The tricky thing about inflation is that it is sneaky. A bank or brokerage statement shows you how much you have in assets, but it doesn’t tell you what you can buy with that money. Our retiree may think that he still has his $1,000,000 as he ages, without realizing that the value of that money is declining. And not only is the value declining, but the amount of income it generates is also declining in inflation adjusted dollars. If inflation is not countered our investor may find himself in the situation above, with not enough income to support his spending needs.

Bottom line: Bonds can play an important role in providing income during retirement, but  may not provide a significant source of portfolio growth. This means that if you still need to build that nest egg in retirement, consider blending bonds with other asset classes that have higher expected returns. And above all, don’t forget about inflation. If you are not earning the inflation rate, your portfolio is actually declining in value.
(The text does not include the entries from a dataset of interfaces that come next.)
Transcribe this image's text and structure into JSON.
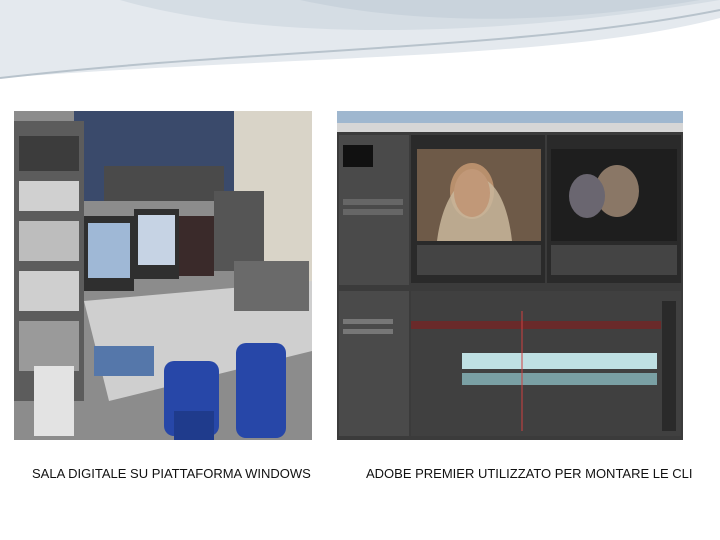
{
  "slide": {
    "images": [
      {
        "icon": "studio-photo-icon",
        "caption": "SALA DIGITALE SU PIATTAFORMA WINDOWS"
      },
      {
        "icon": "premiere-screenshot-icon",
        "caption": "ADOBE PREMIER UTILIZZATO PER MONTARE LE CLI"
      }
    ]
  },
  "colors": {
    "header_swoosh": "#c9d3dc",
    "premiere_panel": "#3b3b3b",
    "premiere_timeline": "#bfe0e3",
    "chair_blue": "#2747a8"
  }
}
Matthew Tucker, CFA, is the iShares Head of Fixed Income Strategy and a regular contributor to The Blog. You can find more of his posts here.